60 – The number of different horses related jobs
60, 494 – The number of people employed because of horse
Economic Impact of Horses in Kentucky
$14.2 million – Land Rover Kentucky Three-Day Event
$240 million – Kentucky Horse Park
$517 million – Racing operations
$6.5 billion – What the equine industry brings in annual economic activity
A Busy Two Weeks
If you are lucky enough to be heading to either the Kentucky Three-Day or the Derby and are inclined to lengthen your horsey holiday week, might I make a few suggestions?
April 8-29 – Keeneland Spring Meet. Keeneland is located across the street from the Blue Grass Airport and is the prettiest racetrack you could ever hope to see. Go for an afternoon of races, take a tour, watch morning workouts or just walk around even if nothing is happening. You can stop in before catching your plane back to reality.
April 23-29 – Churchill Downs holds a neat thing called Dawn at the Downs. If you are willing to wake up painfully early you can railbird your morning away watching some of the Kentucky Oaks and Kentucky Derby horses gallop past, for free. FREE.
April 28- May 1 – Land Rover Kentucky Three-Day Event, which is the #BestWeekendAllYear, for sure.
May 6-7 – Starting with the Kentucky Oaks followed by the 148th running of the Kentucky Derby.
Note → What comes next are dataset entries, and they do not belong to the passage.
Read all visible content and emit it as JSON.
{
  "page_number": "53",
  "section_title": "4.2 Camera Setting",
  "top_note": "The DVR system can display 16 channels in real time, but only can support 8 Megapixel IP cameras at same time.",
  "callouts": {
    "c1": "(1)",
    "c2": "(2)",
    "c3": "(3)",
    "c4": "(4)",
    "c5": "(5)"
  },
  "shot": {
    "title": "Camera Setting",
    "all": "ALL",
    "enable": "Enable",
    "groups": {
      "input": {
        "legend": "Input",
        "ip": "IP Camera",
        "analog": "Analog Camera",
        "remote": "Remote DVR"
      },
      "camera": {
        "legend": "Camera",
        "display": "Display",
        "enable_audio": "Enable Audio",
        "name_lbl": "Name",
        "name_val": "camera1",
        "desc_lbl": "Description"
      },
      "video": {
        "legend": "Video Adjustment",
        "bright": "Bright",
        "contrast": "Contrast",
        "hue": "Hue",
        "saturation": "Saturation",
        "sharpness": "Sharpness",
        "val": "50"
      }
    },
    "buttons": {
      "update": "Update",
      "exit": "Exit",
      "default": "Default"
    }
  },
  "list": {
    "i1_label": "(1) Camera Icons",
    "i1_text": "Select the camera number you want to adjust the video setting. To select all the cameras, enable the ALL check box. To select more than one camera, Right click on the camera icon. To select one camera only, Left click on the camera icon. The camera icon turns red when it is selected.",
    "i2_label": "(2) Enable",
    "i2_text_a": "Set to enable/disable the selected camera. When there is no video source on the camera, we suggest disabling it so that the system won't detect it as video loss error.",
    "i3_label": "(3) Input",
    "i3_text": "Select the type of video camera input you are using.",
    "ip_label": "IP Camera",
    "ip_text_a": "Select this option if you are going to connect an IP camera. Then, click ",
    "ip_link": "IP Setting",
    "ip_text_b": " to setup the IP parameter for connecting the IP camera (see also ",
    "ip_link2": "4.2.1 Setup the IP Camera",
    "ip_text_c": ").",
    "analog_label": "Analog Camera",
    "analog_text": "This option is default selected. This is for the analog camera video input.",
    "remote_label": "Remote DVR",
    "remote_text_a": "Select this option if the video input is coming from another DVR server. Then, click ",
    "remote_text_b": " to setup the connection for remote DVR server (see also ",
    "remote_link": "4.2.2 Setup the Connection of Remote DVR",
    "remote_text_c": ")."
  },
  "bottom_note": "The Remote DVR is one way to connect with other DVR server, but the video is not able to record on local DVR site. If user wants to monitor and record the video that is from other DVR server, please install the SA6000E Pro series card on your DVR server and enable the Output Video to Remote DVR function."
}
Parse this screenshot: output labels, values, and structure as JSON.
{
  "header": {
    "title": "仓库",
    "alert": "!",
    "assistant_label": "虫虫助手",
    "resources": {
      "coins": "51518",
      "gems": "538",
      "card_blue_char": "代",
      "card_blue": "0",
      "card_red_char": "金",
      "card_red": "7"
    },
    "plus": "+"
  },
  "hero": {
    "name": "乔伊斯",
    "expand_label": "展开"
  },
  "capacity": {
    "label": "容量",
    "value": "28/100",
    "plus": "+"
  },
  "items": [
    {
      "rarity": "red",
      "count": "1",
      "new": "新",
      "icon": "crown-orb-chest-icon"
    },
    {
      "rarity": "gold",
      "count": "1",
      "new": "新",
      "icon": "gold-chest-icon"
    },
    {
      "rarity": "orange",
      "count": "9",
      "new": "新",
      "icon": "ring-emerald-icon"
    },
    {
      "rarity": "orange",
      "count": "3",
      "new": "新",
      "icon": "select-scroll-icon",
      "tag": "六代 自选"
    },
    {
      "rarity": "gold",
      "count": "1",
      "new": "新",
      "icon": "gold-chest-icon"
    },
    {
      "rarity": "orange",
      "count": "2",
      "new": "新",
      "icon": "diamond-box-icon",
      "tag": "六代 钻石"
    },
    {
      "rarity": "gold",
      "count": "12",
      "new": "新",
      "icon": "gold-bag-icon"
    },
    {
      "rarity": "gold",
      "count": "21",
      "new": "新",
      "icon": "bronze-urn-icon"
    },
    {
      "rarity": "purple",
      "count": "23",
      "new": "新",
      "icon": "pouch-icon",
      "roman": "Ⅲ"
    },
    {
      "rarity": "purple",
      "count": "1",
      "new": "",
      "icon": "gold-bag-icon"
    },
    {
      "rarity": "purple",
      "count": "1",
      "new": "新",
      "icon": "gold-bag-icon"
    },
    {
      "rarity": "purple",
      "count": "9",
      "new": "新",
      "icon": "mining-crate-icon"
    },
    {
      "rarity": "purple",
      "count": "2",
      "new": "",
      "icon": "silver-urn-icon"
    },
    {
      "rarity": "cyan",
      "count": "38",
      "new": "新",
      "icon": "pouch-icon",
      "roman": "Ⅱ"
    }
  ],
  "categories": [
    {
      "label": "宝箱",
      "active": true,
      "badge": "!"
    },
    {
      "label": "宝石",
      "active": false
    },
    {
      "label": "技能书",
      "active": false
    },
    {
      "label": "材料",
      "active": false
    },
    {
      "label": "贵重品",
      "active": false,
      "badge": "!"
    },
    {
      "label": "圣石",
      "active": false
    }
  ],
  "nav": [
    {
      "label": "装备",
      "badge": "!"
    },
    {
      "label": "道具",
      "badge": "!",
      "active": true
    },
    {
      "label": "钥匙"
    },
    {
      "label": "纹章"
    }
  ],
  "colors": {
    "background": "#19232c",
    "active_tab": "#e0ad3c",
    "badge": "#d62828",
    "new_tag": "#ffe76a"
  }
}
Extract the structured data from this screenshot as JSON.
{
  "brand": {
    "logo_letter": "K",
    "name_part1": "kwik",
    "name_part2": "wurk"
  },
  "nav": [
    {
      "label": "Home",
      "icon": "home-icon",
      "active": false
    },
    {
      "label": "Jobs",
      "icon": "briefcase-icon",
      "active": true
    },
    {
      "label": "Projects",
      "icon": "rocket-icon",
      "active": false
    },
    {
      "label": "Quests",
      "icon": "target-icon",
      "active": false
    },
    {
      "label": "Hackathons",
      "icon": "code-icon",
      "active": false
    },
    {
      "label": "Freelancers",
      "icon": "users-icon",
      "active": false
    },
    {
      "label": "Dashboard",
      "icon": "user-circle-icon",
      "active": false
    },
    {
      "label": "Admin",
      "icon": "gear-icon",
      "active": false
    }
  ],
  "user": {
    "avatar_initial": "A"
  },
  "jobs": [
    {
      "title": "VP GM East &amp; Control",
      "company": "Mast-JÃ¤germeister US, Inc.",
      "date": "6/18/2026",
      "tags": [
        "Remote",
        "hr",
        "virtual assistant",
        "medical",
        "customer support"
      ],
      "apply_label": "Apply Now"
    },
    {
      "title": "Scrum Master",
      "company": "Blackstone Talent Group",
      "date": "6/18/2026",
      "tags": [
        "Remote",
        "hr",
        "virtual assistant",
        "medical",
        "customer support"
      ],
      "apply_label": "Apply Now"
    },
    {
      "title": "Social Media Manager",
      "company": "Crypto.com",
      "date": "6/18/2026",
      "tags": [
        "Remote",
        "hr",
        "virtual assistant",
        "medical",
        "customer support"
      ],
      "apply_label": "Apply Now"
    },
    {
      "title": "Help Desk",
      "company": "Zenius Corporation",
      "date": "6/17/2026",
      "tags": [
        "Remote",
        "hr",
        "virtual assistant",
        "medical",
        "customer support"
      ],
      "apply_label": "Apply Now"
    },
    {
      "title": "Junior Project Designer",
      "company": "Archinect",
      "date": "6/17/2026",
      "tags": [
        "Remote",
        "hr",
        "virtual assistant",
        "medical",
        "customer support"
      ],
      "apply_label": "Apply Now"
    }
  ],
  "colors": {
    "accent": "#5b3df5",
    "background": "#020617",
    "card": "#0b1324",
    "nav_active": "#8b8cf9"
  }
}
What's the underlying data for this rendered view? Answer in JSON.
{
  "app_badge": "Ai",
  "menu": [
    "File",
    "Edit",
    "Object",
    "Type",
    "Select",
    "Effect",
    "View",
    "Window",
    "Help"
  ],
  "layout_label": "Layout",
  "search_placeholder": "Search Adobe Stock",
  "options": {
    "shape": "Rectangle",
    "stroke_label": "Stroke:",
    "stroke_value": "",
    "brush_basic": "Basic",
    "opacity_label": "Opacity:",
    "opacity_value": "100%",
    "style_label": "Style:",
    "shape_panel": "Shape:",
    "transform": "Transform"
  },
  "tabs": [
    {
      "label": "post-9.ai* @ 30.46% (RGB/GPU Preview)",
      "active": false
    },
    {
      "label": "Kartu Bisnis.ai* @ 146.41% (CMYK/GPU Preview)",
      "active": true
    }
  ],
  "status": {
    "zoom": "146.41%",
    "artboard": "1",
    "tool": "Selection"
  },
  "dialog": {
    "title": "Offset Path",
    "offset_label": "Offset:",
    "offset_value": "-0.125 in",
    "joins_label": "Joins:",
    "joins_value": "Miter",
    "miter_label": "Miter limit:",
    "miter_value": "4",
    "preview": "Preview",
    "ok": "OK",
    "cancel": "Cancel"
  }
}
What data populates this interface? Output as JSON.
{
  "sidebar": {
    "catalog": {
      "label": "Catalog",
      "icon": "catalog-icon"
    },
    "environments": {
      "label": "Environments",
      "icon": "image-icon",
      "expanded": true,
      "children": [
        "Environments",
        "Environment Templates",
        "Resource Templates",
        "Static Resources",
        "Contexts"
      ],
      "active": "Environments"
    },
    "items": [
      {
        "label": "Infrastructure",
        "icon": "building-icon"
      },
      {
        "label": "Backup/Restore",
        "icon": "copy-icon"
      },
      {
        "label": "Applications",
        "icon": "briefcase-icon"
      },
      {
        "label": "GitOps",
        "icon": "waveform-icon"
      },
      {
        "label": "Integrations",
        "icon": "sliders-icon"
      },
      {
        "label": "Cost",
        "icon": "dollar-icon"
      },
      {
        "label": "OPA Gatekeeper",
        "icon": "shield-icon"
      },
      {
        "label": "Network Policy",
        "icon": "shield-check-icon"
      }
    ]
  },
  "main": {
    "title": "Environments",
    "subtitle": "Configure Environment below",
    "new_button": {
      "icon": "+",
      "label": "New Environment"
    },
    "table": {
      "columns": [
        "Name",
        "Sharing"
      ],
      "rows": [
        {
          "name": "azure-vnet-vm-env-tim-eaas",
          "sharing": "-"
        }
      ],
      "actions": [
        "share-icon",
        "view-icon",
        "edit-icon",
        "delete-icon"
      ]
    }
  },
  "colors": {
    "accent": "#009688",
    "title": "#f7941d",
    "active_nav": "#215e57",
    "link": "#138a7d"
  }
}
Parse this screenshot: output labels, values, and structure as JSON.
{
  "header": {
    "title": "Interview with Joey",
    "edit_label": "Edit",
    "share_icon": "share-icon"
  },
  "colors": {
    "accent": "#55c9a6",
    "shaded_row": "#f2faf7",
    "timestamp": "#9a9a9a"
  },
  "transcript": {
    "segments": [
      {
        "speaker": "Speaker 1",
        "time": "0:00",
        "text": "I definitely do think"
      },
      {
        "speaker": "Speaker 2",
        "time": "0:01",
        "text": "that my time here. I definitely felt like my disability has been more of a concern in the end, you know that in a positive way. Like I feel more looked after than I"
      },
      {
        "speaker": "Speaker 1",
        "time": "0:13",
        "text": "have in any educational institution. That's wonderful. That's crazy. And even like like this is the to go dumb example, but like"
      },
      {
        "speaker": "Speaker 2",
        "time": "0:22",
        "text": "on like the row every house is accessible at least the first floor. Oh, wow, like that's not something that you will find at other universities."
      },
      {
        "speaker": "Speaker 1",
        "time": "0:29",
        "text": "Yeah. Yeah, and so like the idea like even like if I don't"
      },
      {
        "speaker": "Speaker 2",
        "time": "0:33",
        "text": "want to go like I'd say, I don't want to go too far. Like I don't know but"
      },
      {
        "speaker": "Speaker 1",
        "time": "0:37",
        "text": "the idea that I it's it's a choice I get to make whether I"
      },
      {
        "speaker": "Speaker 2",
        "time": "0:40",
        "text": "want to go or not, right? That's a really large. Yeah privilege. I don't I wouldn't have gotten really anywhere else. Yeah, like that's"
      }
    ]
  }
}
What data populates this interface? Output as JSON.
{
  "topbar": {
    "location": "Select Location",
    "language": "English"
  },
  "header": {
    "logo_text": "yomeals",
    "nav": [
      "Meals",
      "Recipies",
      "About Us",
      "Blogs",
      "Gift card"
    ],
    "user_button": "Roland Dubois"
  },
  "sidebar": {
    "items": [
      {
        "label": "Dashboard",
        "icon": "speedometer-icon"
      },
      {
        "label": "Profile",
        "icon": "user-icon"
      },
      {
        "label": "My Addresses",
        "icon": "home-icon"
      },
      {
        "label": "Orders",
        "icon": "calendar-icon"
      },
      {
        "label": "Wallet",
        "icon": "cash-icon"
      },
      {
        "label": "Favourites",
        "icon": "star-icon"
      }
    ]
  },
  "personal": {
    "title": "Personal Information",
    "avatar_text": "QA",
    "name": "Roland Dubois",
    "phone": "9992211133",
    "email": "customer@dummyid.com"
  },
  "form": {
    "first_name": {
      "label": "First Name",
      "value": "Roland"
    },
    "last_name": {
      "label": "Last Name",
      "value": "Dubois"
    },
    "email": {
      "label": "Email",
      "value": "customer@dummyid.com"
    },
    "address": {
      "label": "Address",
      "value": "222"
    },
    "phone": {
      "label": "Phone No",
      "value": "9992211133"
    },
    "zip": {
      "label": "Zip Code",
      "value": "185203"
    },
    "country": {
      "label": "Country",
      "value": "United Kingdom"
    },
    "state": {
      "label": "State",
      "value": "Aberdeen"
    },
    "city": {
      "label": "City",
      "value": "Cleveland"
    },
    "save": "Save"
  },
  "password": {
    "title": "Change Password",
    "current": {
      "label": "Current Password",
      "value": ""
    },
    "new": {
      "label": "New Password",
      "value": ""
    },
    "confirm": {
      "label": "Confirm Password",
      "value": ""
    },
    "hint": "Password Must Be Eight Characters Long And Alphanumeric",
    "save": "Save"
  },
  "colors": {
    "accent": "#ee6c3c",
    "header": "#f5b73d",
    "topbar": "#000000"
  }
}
Let’s say you stay an extra day or two but find not much happens on a Monday. Fear not, there are a ton of horse farms in the Bluegrass region, so you and your rent-a-car can go for a drive. While on your drive you can make a pitstop at a whiskey distillery and learn the difference between bourbon, whisky and scotch. You can also sign up for a farm tour. That is how I was able to see American Pharoah in all his bay handsomeness. You don’t always get to meet the greats, but you might at least see their stall and name plaque.
Kentucky is all about horses and if you have the opportunity to visit Lexington, I say do it!